Knitting is my daily act of self care and adding labels or time pressures to it is not an option.

Don’t get me wrong. I am totally in awe of those dedicated souls who churn out hats, mitts and scarves for their loved ones at Christmas. And if that act of knitting and giving motivates them and gives them joy, then all power to their needles. But, it’s not for me.

I firmly ascribe to the view that knitting (gifts) isn’t just for Christmas - it’s for life!

If you knit something set it free

20170405_151310.jpg

To paraphrase the famous quote "If you knit something set it free" - this neatly sums up my attitude to knitting and gift giving.

At this time of year particularly when us knitters are frantically trying to finish off Christmas presents (or like me, eating mince pies and contemplating the WIP pile) there can be a lot of discussion about who is "knitworthy".
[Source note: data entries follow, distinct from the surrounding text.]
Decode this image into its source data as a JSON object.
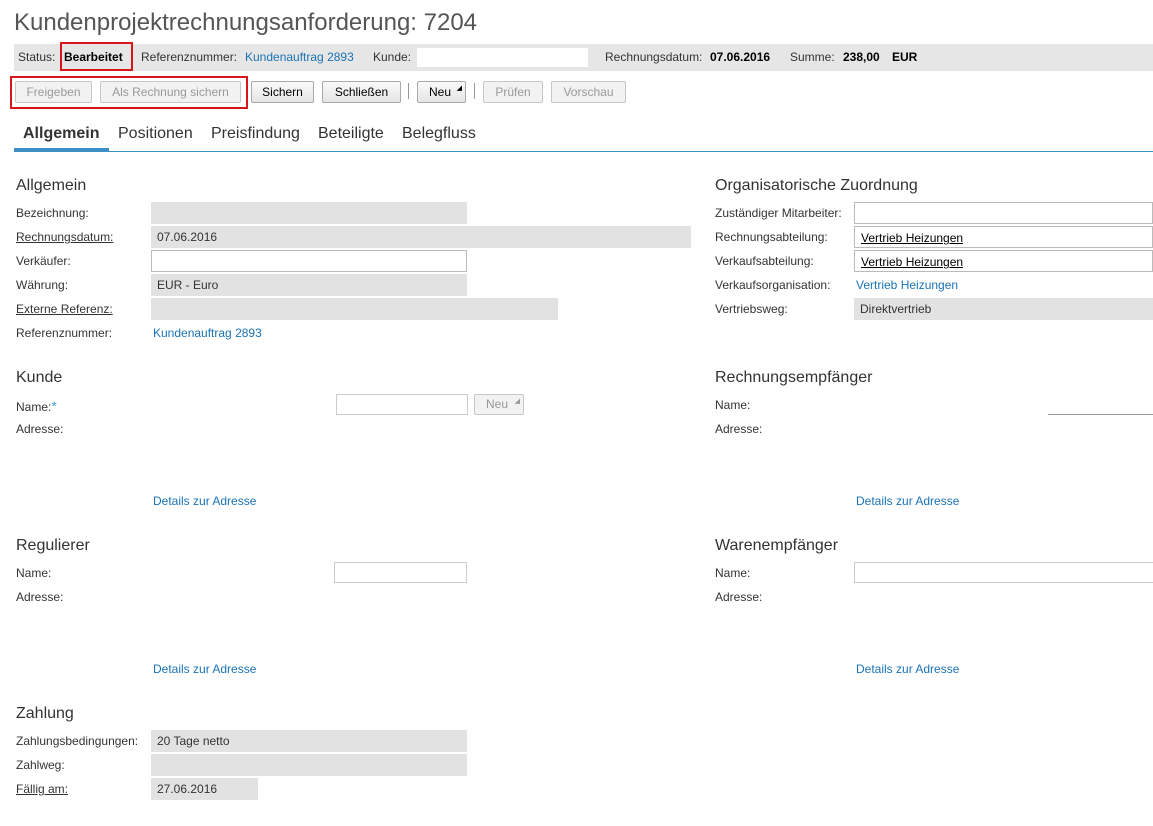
{
  "title": "Kundenprojektrechnungsanforderung: 7204",
  "status_bar": {
    "status_label": "Status:",
    "status_value": "Bearbeitet",
    "ref_label": "Referenznummer:",
    "ref_value": "Kundenauftrag 2893",
    "customer_label": "Kunde:",
    "customer_value": "",
    "date_label": "Rechnungsdatum:",
    "date_value": "07.06.2016",
    "sum_label": "Summe:",
    "sum_value": "238,00",
    "currency": "EUR"
  },
  "toolbar": {
    "release": "Freigeben",
    "save_as_invoice": "Als Rechnung sichern",
    "save": "Sichern",
    "close": "Schließen",
    "new": "Neu",
    "check": "Prüfen",
    "preview": "Vorschau"
  },
  "tabs": [
    "Allgemein",
    "Positionen",
    "Preisfindung",
    "Beteiligte",
    "Belegfluss"
  ],
  "general": {
    "heading": "Allgemein",
    "description_label": "Bezeichnung:",
    "description_value": "",
    "invoice_date_label": "Rechnungsdatum:",
    "invoice_date_value": "07.06.2016",
    "seller_label": "Verkäufer:",
    "seller_value": "",
    "currency_label": "Währung:",
    "currency_value": "EUR - Euro",
    "ext_ref_label": "Externe Referenz:",
    "ext_ref_value": "",
    "ref_label": "Referenznummer:",
    "ref_value": "Kundenauftrag 2893"
  },
  "org": {
    "heading": "Organisatorische Zuordnung",
    "employee_label": "Zuständiger Mitarbeiter:",
    "employee_value": "",
    "invoice_dept_label": "Rechnungsabteilung:",
    "invoice_dept_value": "Vertrieb Heizungen",
    "sales_dept_label": "Verkaufsabteilung:",
    "sales_dept_value": "Vertrieb Heizungen",
    "sales_org_label": "Verkaufsorganisation:",
    "sales_org_value": "Vertrieb Heizungen",
    "channel_label": "Vertriebsweg:",
    "channel_value": "Direktvertrieb"
  },
  "customer": {
    "heading": "Kunde",
    "name_label": "Name:",
    "name_value": "",
    "new_button": "Neu",
    "address_label": "Adresse:",
    "address_link": "Details zur Adresse"
  },
  "bill_to": {
    "heading": "Rechnungsempfänger",
    "name_label": "Name:",
    "address_label": "Adresse:",
    "address_link": "Details zur Adresse"
  },
  "payer": {
    "heading": "Regulierer",
    "name_label": "Name:",
    "address_label": "Adresse:",
    "address_link": "Details zur Adresse"
  },
  "ship_to": {
    "heading": "Warenempfänger",
    "name_label": "Name:",
    "address_label": "Adresse:",
    "address_link": "Details zur Adresse"
  },
  "payment": {
    "heading": "Zahlung",
    "terms_label": "Zahlungsbedingungen:",
    "terms_value": "20 Tage netto",
    "method_label": "Zahlweg:",
    "method_value": "",
    "due_label": "Fällig am:",
    "due_value": "27.06.2016"
  },
  "colors": {
    "accent": "#3d8fc6",
    "link": "#1a73b5",
    "highlight": "#d9141b",
    "readonly": "#e2e2e2"
  }
}
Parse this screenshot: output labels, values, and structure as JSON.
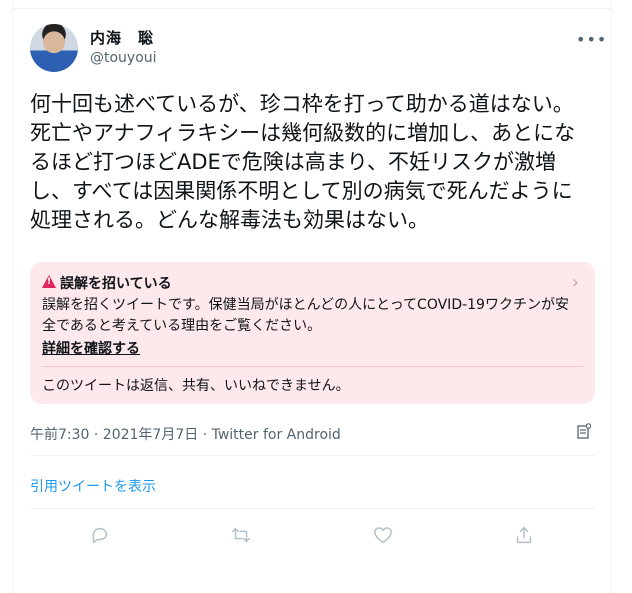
{
  "user": {
    "name": "内海　聡",
    "handle": "@touyoui"
  },
  "tweet": {
    "text": "何十回も述べているが、珍コ枠を打って助かる道はない。死亡やアナフィラキシーは幾何級数的に増加し、あとになるほど打つほどADEで危険は高まり、不妊リスクが激増し、すべては因果関係不明として別の病気で死んだように処理される。どんな解毒法も効果はない。"
  },
  "notice": {
    "title": "誤解を招いている",
    "body": "誤解を招くツイートです。保健当局がほとんどの人にとってCOVID-19ワクチンが安全であると考えている理由をご覧ください。",
    "link": "詳細を確認する",
    "footer": "このツイートは返信、共有、いいねできません。",
    "accent_color": "#e0245e",
    "background_color": "#fde8ec"
  },
  "meta": {
    "timestamp": "午前7:30 · 2021年7月7日 · Twitter for Android"
  },
  "quote_tweets_link": "引用ツイートを表示",
  "icons": {
    "more": "more-dots-icon",
    "warning": "warning-triangle-icon",
    "chevron": "chevron-right-icon",
    "analytics": "analytics-icon",
    "reply": "reply-icon",
    "retweet": "retweet-icon",
    "like": "like-icon",
    "share": "share-icon"
  },
  "colors": {
    "link": "#1d9bf0",
    "secondary_text": "#536471"
  }
}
We've all heard horror tales, or even experienced them of a knitted gift carelessly thrown aside, of thoughtless comments and of thank you notes never received. A long time ago however I developed my own frame of reference for gift knitting which is quite simply, I don't. Or rather I do, but only on my own terms. If the recipient in question has asked (politely, and in a suitable timeframe) for an item then that's fine. We can have a discussion about colours, yarn choices and styles. I usually set up a Ravelry bundle of candidate patterns for them to chose from. In this way I've successfully knit gifts for friends and family for years and it works well. They get something they will love and wear to death and I get the satisfaction of sending a loved one or close friend out into the world warmly clad.

What I absolutely don't do however is to knit random gifts for people on the automatic assumption that they will love it because I made it for them. Not everyone is as enlightened as us knitters and they may neither know nor care how many hours of painstaking work went into something. Colour choice, fabric/yarn choice and personal styling is just that - personal - and I would never to presume to that someone would absolutely love a bottle green cabled knit hat, just because I happen to have made it for them.

Yes, it's absolutely lovely when you give a handknit gift and it is warmly, nay effusively received. A thank you note or even a photo of the recipient wearing said handknit is a thing a of joy and something to be treasured. But I would caution against automatically judging those who don't send a thank you note and I'll offer up a personal story as illustration for this.

In 2006 I had just had my second baby, exactly 50 weeks after having my first. Like his brother DS2 was premature and was critically ill for a short but very scary few weeks. Finally at home we battled with all the things that expanding your family normally entails, with the additional livener of having an active 13 month old in the house. The health visitor wrote "not coping well" in my notes - a euphemism for impending post-natal depression. But we moved on through a difficult time and eventually found our routine. About 6 months after DS2's birth I moved a random pile of stuff in the spare bedroom and found 2 beautifully knit cream matinee jackets, still in a gift bag. There was no note or card or anything to identify who had sent them, or when. DH denied all knowledge, as did the other relatives who had been staying with us. It was a total mystery and obviously they were now way too small for my rapidly growing boy.

I felt terrible that I had no idea who to thank for them, and also that I hadn't used them. But in truth I didn't use any of the handknit items I was given (apart from a blanket) - DS2 spent his formative months in a series of white babygros as I had no energy for devising baby outfits. In the end, I decided to pass them on to our local baby unit along with some other bundles of donated clothing. 

I'm sharing this deeply personal story just to ask that perhaps we don't always rush to judge someone for not responding to a gift. Each of us, in our own way is doing our best with what life throws at us, and a lack of response isn't automatically equated with rudeness or ill manners.

If you knit something knit it with joy and give it freely, without hope or expectation. Just give it for the joy of giving. And rejoice that you can cast on a brand new shiny project to replace it.